The aforementioned Corral is a Heisman Trophy candidate who had his way with Vanderbilt’s defense in 2020. The Commodores have to scheme up a game plan to slow the 6-foot-2, 205-pound junior down.

Corral was 31 of 34 passing in 2020 at Vanderbilt Stadium and threw for 412 yards and six touchdowns. He also ran the ball six times for 23 yards in a 54-21 win.

Corral comes into the weekend ranked 10th in total offense and among the nation’s top 20 in passing yards and passing yards per game. Vanderbilt will have to find a way to contain one of the SEC’s great quarterbacks if it has any hopes of victory.

4. Youth Movement

As Vanderbilt closes in on the final two games of the 2021 season, the first for head coach Clark Lea, there’s a good chance some relatively unfamiliar names will begin to populate the box score over the next couple of weeks.

Vandy’s large freshman and sophomore class should begin to see more reps for a myriad of factors, one of which being late-season injuries to key veteran contributors and the other being the new-age redshirt rule which allows true freshman to play at least four games of their first season.

Having a small roster to begin with in August, and with that total number shrinking over the previous few months due to injuries and transfers, Lea will need some of his younger Commodores to begin making big plays – not only Saturday but the following weekend at Tennessee as well. If one or two or a few of the younger Dores can spark either side of the ball Saturday it could lead to much bigger things through the course of 60 minutes.

5. Stay Composed

One of Vanderbilt’s more positive features in 2021 has been its ability to cut down on the penalties.

While Lea would certainly like to see fewer penalties, especially those which he likes to call, “self-sabotaging” infractions, Vandy is among the nation’s top-40 teams in terms of fewest penalties, fewest penalty yards and fewest penalty yards per game.

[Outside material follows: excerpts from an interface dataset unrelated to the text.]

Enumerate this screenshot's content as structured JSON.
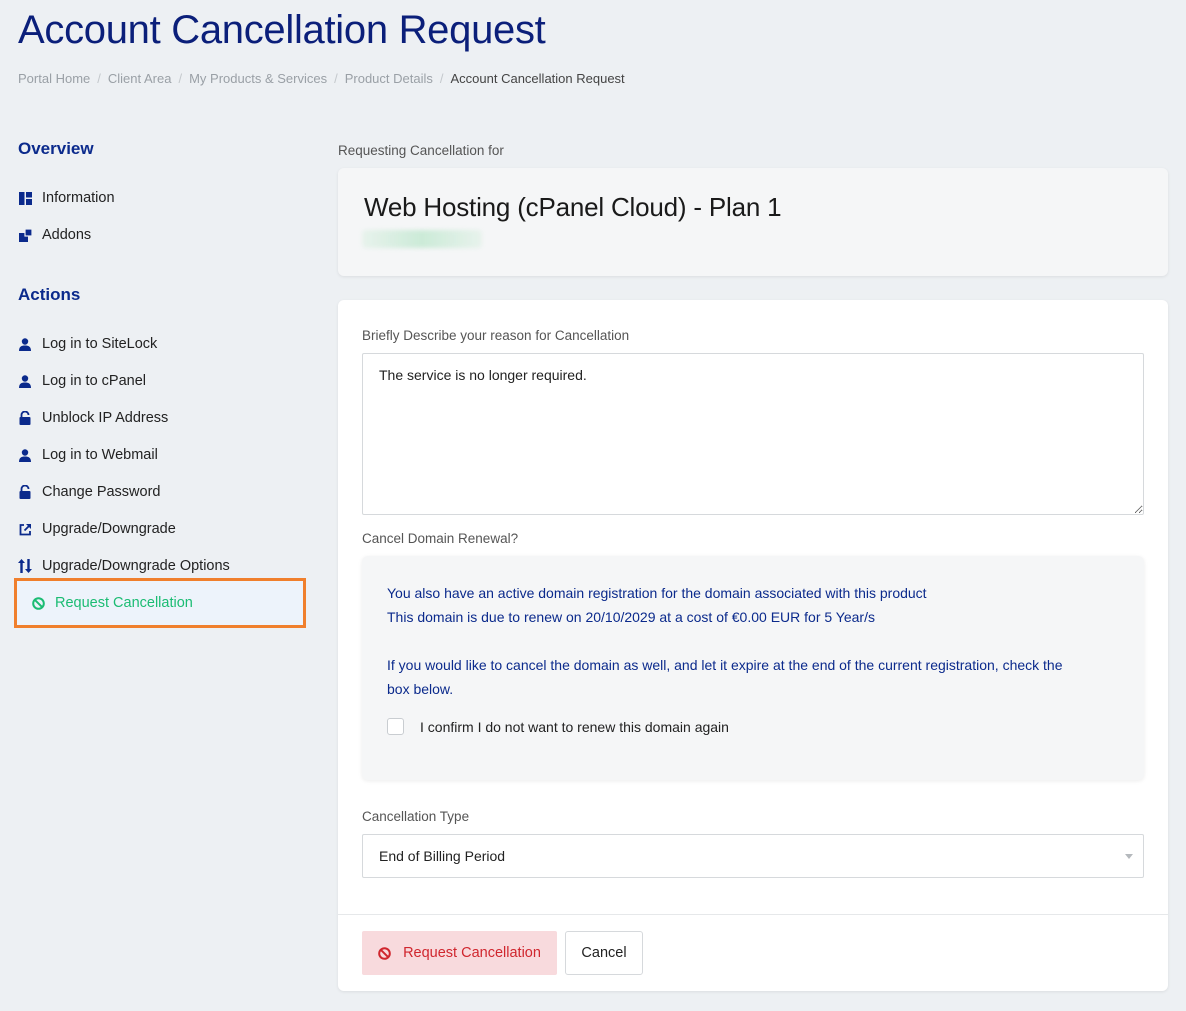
{
  "page": {
    "title": "Account Cancellation Request"
  },
  "breadcrumb": [
    "Portal Home",
    "Client Area",
    "My Products & Services",
    "Product Details",
    "Account Cancellation Request"
  ],
  "sidebar": {
    "overview_heading": "Overview",
    "overview_items": [
      {
        "label": "Information",
        "icon": "dashboard-icon"
      },
      {
        "label": "Addons",
        "icon": "cubes-icon"
      }
    ],
    "actions_heading": "Actions",
    "action_items": [
      {
        "label": "Log in to SiteLock",
        "icon": "user-icon"
      },
      {
        "label": "Log in to cPanel",
        "icon": "user-icon"
      },
      {
        "label": "Unblock IP Address",
        "icon": "unlock-icon"
      },
      {
        "label": "Log in to Webmail",
        "icon": "user-icon"
      },
      {
        "label": "Change Password",
        "icon": "unlock-icon"
      },
      {
        "label": "Upgrade/Downgrade",
        "icon": "external-link-icon"
      },
      {
        "label": "Upgrade/Downgrade Options",
        "icon": "sort-icon"
      },
      {
        "label": "Request Cancellation",
        "icon": "ban-icon",
        "active": true
      }
    ]
  },
  "main": {
    "requesting_label": "Requesting Cancellation for",
    "product_name": "Web Hosting (cPanel Cloud) - Plan 1",
    "reason_label": "Briefly Describe your reason for Cancellation",
    "reason_value": "The service is no longer required.",
    "domain_renewal_label": "Cancel Domain Renewal?",
    "domain_notice": {
      "line1": "You also have an active domain registration for the domain associated with this product",
      "line2": "This domain is due to renew on 20/10/2029 at a cost of €0.00 EUR for 5 Year/s",
      "line3": "If you would like to cancel the domain as well, and let it expire at the end of the current registration, check the",
      "line4": "box below.",
      "confirm_label": "I confirm I do not want to renew this domain again"
    },
    "cancellation_type_label": "Cancellation Type",
    "cancellation_type_value": "End of Billing Period",
    "request_button": "Request Cancellation",
    "cancel_button": "Cancel"
  },
  "colors": {
    "title": "#0b1f7a",
    "active_nav_text": "#1bbc73",
    "active_nav_border": "#f07f2c",
    "danger": "#d0262e"
  }
}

That will be a key component to Saturday’s game plan when the Commodores are up against a hostile and hyped night crowd.

Ole Miss, conversely, is one of the most-undisciplined teams in the nation with more than nine penalties per game (only Toledo is worse). Vanderbilt could easily make part of its mindset making sure that if the Rebels make mistakes to make sure they pay for those penalties throughout the course of 60 minutes.

(6.) A Tribute to Mullins

Ole Miss will wear powder blue helmets, navy blue jerseys and gray pants for Saturday’s affair against the Commodores. The uniform combination is in remembrance of former Mississippi student-athlete Chucky Mullins.

Mullins was injured during a game 32 years ago against Vandy in Oxford. He died less than two years later May 6, 1991.

A defensive back from Alabama, Mullins wore the No. 38 during his playing days – a number which has been retired by the program.

— Chad Bishop covers Vanderbilt for
Follow him @MrChadBishop.